Action item:
Output the entries below exactly as written, omitting pictures.

[Web page and app entries]
BEGIN
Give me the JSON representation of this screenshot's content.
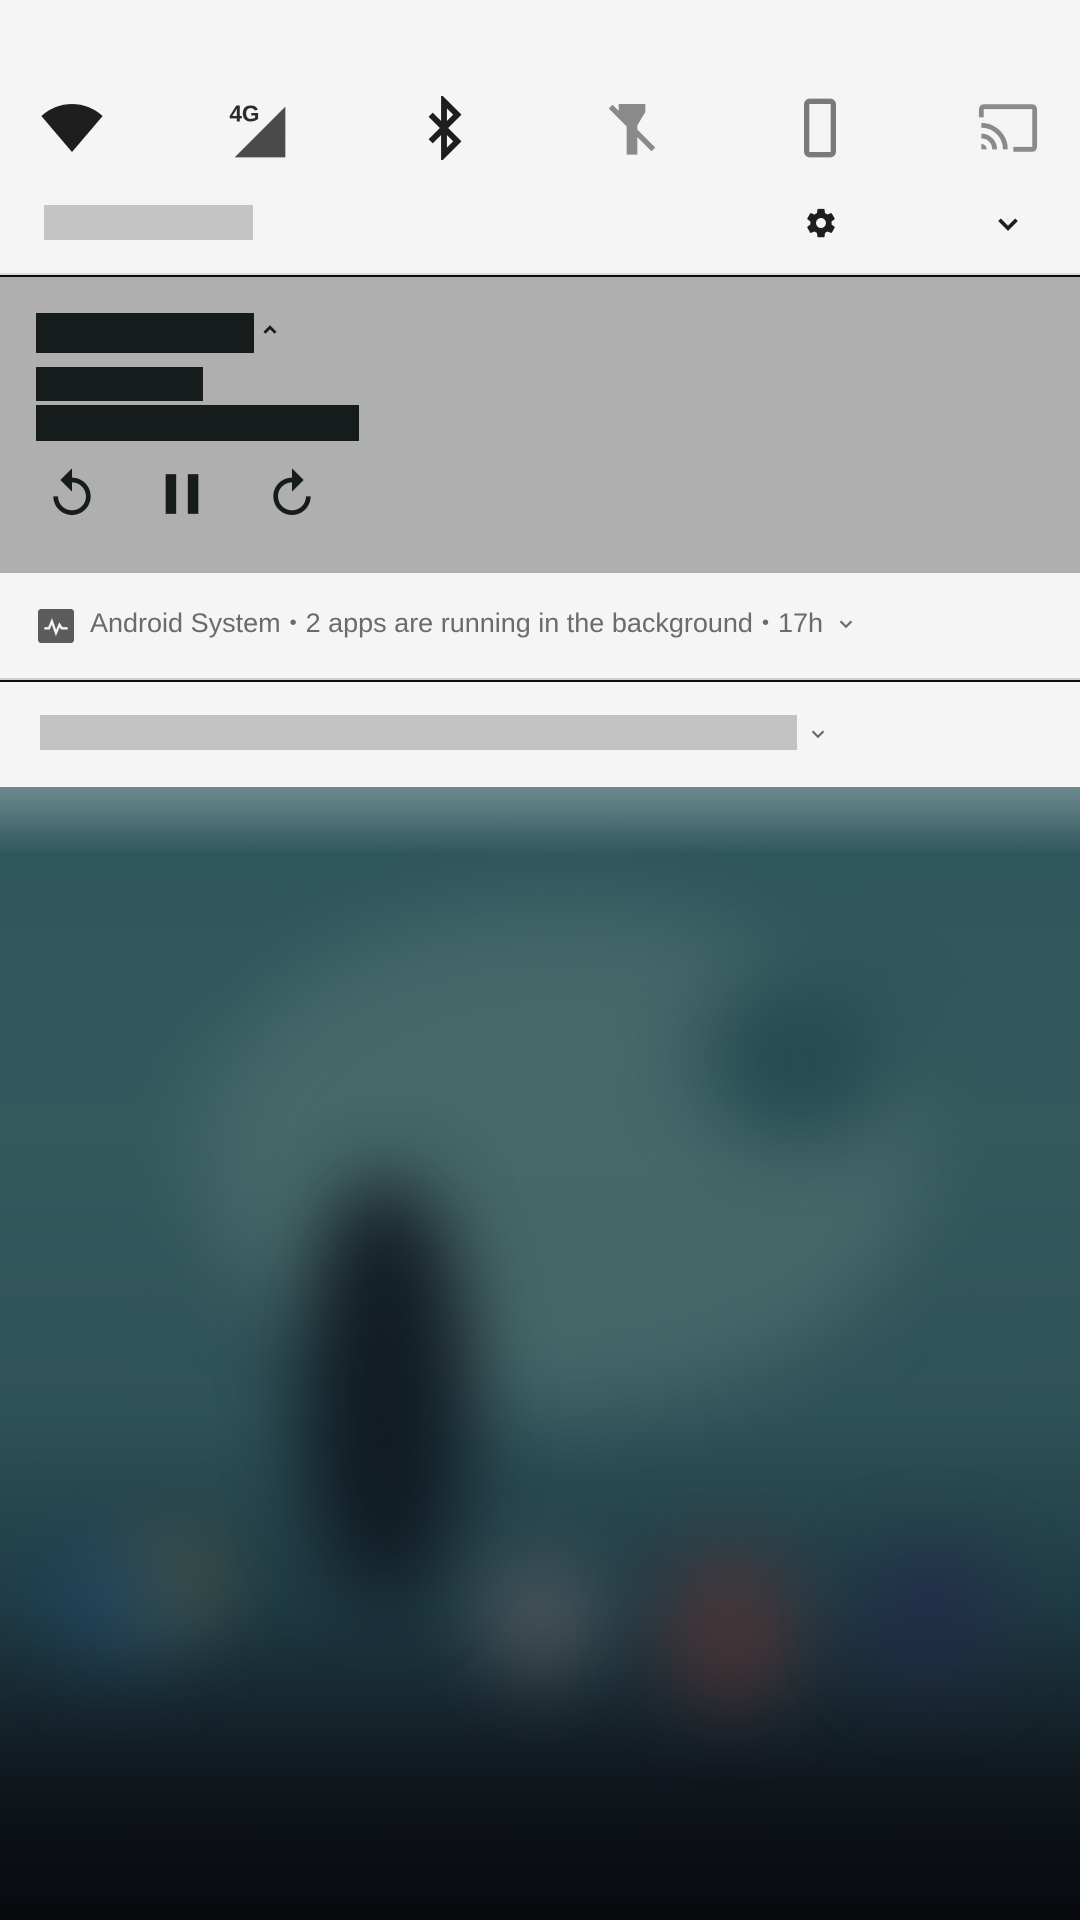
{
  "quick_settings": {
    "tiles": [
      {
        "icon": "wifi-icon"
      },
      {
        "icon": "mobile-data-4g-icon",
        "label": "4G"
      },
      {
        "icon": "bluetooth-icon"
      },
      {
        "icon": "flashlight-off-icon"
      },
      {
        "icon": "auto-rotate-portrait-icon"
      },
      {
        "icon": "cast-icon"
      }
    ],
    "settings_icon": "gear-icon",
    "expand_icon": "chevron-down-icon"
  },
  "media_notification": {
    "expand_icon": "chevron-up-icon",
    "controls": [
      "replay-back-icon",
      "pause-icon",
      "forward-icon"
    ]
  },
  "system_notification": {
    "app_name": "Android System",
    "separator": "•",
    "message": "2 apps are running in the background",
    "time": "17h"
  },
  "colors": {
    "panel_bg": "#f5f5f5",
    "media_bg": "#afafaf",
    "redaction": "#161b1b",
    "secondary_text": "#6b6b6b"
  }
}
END
Task answer:
Give me the JSON representation of this screenshot's content.
{
  "quick_settings": {
    "tiles": [
      {
        "icon": "wifi-icon"
      },
      {
        "icon": "mobile-data-4g-icon",
        "label": "4G"
      },
      {
        "icon": "bluetooth-icon"
      },
      {
        "icon": "flashlight-off-icon"
      },
      {
        "icon": "auto-rotate-portrait-icon"
      },
      {
        "icon": "cast-icon"
      }
    ],
    "settings_icon": "gear-icon",
    "expand_icon": "chevron-down-icon"
  },
  "media_notification": {
    "expand_icon": "chevron-up-icon",
    "controls": [
      "replay-back-icon",
      "pause-icon",
      "forward-icon"
    ]
  },
  "system_notification": {
    "app_name": "Android System",
    "separator": "•",
    "message": "2 apps are running in the background",
    "time": "17h"
  },
  "colors": {
    "panel_bg": "#f5f5f5",
    "media_bg": "#afafaf",
    "redaction": "#161b1b",
    "secondary_text": "#6b6b6b"
  }
}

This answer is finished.